Dearest: — Adjutant Avery, Lieutenant Hastings, and some good men go home on recruiting service.
I have nothing to say this hot day. I have still some hope that things will so work together as to allow me to see you during the next month or two. At present no leaves of absence are granted to officers appointed in new regiments. I do not know how this will affect the appointees for the Seventy-ninth. If they choose to turn us out, all right. I am indifferent. Indeed, leaving the Twenty-third is an unpleasant thing to contemplate. When I look at the neat, hardy, healthy, contented young fellows who make up nine-tenths of the regiment, and contrast their appearance with a mob of raw recruits — dirty, sickly, lawless, and complaining, I can't help feeling that I should be a great fool to accept the new position.
But there are other considerations which influence me in the other direction, and so I quietly dodge the question for the present. To see “all the boys” and your own dear self, that is a great matter, and I think, if things go on as I anticipate, that circumstances will decide me for the Seventy-ninth, always provided these stringent orders as to absence don't cut me out of the chance.
Dr. Joe has been for three or four days quite sick. He is now up and about again. He complains that he gets no letters.
Later. — Dr. Joe is content. He has got two letters — one from you and one from Mother. I have yours of the 26th. Yes, we feel a good deal alike about leaving the Twenty-third. Well, I have no official notice as to what I am to do. But I have official notice that no leave of absence is granted for the purpose of recruiting new regiments. So the question as to whether I go or stay is likely to decide itself. So let it do. Love to all the boys.

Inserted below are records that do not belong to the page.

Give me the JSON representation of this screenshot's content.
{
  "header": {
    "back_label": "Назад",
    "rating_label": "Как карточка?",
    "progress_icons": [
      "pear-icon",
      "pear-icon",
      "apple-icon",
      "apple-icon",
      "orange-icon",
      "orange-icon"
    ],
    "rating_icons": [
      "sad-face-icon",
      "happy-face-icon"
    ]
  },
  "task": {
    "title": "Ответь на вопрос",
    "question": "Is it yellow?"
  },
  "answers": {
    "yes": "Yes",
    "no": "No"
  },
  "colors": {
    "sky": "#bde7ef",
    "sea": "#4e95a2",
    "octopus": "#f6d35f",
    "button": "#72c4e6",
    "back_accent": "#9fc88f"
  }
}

SOURCE: Charles Richard Williams, editor, Diary and Letters of Rutherford Birchard Hayes, Volume 2, p. 317-8